━━━ Records for the exercise ━━━

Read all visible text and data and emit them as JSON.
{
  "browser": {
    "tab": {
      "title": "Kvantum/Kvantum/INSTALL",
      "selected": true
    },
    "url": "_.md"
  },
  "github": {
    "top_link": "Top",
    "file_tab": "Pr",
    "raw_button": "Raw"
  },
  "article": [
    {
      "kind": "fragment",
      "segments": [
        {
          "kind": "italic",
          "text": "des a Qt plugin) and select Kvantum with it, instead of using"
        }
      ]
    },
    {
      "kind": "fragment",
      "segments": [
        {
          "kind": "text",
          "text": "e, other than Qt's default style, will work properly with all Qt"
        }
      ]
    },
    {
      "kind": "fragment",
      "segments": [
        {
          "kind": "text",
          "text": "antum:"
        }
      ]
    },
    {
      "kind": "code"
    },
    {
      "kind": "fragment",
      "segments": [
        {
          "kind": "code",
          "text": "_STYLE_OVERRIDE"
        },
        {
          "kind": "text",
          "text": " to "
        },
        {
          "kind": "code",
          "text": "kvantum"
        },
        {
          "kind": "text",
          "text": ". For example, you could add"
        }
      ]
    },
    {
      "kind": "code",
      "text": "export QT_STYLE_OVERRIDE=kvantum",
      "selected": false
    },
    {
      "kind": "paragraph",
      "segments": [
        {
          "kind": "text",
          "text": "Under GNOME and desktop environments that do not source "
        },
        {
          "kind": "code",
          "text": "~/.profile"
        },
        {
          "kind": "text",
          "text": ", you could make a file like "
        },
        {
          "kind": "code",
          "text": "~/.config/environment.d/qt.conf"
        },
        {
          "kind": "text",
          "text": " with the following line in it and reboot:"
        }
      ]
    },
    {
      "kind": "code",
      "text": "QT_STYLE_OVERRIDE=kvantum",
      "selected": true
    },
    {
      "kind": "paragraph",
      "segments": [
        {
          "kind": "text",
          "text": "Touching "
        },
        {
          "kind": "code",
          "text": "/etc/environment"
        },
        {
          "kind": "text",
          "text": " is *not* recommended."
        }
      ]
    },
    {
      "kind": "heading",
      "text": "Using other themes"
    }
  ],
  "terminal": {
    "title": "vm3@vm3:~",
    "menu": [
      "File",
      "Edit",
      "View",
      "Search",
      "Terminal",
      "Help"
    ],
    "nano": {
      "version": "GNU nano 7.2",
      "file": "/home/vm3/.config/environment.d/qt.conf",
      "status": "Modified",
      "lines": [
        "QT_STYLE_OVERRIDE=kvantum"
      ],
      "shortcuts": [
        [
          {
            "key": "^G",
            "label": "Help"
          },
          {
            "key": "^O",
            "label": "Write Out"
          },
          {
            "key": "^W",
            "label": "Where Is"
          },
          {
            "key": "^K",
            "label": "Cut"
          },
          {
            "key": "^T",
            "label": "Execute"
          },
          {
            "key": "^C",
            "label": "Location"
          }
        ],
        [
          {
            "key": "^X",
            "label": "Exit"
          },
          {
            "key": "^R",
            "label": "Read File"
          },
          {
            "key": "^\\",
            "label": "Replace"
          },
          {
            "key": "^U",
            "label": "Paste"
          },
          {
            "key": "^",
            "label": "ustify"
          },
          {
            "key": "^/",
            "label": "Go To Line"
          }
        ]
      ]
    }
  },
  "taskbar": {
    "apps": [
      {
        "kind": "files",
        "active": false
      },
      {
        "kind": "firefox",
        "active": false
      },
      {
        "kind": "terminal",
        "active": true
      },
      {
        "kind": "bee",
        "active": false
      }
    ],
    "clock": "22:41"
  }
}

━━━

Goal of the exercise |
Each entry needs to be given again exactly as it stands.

Task result |
Read all visible text and data and emit them as JSON.
{
  "browser": {
    "tab": {
      "title": "Kvantum/Kvantum/INSTALL",
      "selected": true
    },
    "url": "_.md"
  },
  "github": {
    "top_link": "Top",
    "file_tab": "Pr",
    "raw_button": "Raw"
  },
  "article": [
    {
      "kind": "fragment",
      "segments": [
        {
          "kind": "italic",
          "text": "des a Qt plugin) and select Kvantum with it, instead of using"
        }
      ]
    },
    {
      "kind": "fragment",
      "segments": [
        {
          "kind": "text",
          "text": "e, other than Qt's default style, will work properly with all Qt"
        }
      ]
    },
    {
      "kind": "fragment",
      "segments": [
        {
          "kind": "text",
          "text": "antum:"
        }
      ]
    },
    {
      "kind": "code"
    },
    {
      "kind": "fragment",
      "segments": [
        {
          "kind": "code",
          "text": "_STYLE_OVERRIDE"
        },
        {
          "kind": "text",
          "text": " to "
        },
        {
          "kind": "code",
          "text": "kvantum"
        },
        {
          "kind": "text",
          "text": ". For example, you could add"
        }
      ]
    },
    {
      "kind": "code",
      "text": "export QT_STYLE_OVERRIDE=kvantum",
      "selected": false
    },
    {
      "kind": "paragraph",
      "segments": [
        {
          "kind": "text",
          "text": "Under GNOME and desktop environments that do not source "
        },
        {
          "kind": "code",
          "text": "~/.profile"
        },
        {
          "kind": "text",
          "text": ", you could make a file like "
        },
        {
          "kind": "code",
          "text": "~/.config/environment.d/qt.conf"
        },
        {
          "kind": "text",
          "text": " with the following line in it and reboot:"
        }
      ]
    },
    {
      "kind": "code",
      "text": "QT_STYLE_OVERRIDE=kvantum",
      "selected": true
    },
    {
      "kind": "paragraph",
      "segments": [
        {
          "kind": "text",
          "text": "Touching "
        },
        {
          "kind": "code",
          "text": "/etc/environment"
        },
        {
          "kind": "text",
          "text": " is *not* recommended."
        }
      ]
    },
    {
      "kind": "heading",
      "text": "Using other themes"
    }
  ],
  "terminal": {
    "title": "vm3@vm3:~",
    "menu": [
      "File",
      "Edit",
      "View",
      "Search",
      "Terminal",
      "Help"
    ],
    "nano": {
      "version": "GNU nano 7.2",
      "file": "/home/vm3/.config/environment.d/qt.conf",
      "status": "Modified",
      "lines": [
        "QT_STYLE_OVERRIDE=kvantum"
      ],
      "shortcuts": [
        [
          {
            "key": "^G",
            "label": "Help"
          },
          {
            "key": "^O",
            "label": "Write Out"
          },
          {
            "key": "^W",
            "label": "Where Is"
          },
          {
            "key": "^K",
            "label": "Cut"
          },
          {
            "key": "^T",
            "label": "Execute"
          },
          {
            "key": "^C",
            "label": "Location"
          }
        ],
        [
          {
            "key": "^X",
            "label": "Exit"
          },
          {
            "key": "^R",
            "label": "Read File"
          },
          {
            "key": "^\\",
            "label": "Replace"
          },
          {
            "key": "^U",
            "label": "Paste"
          },
          {
            "key": "^",
            "label": "ustify"
          },
          {
            "key": "^/",
            "label": "Go To Line"
          }
        ]
      ]
    }
  },
  "taskbar": {
    "apps": [
      {
        "kind": "files",
        "active": false
      },
      {
        "kind": "firefox",
        "active": false
      },
      {
        "kind": "terminal",
        "active": true
      },
      {
        "kind": "bee",
        "active": false
      }
    ],
    "clock": "22:41"
  }
}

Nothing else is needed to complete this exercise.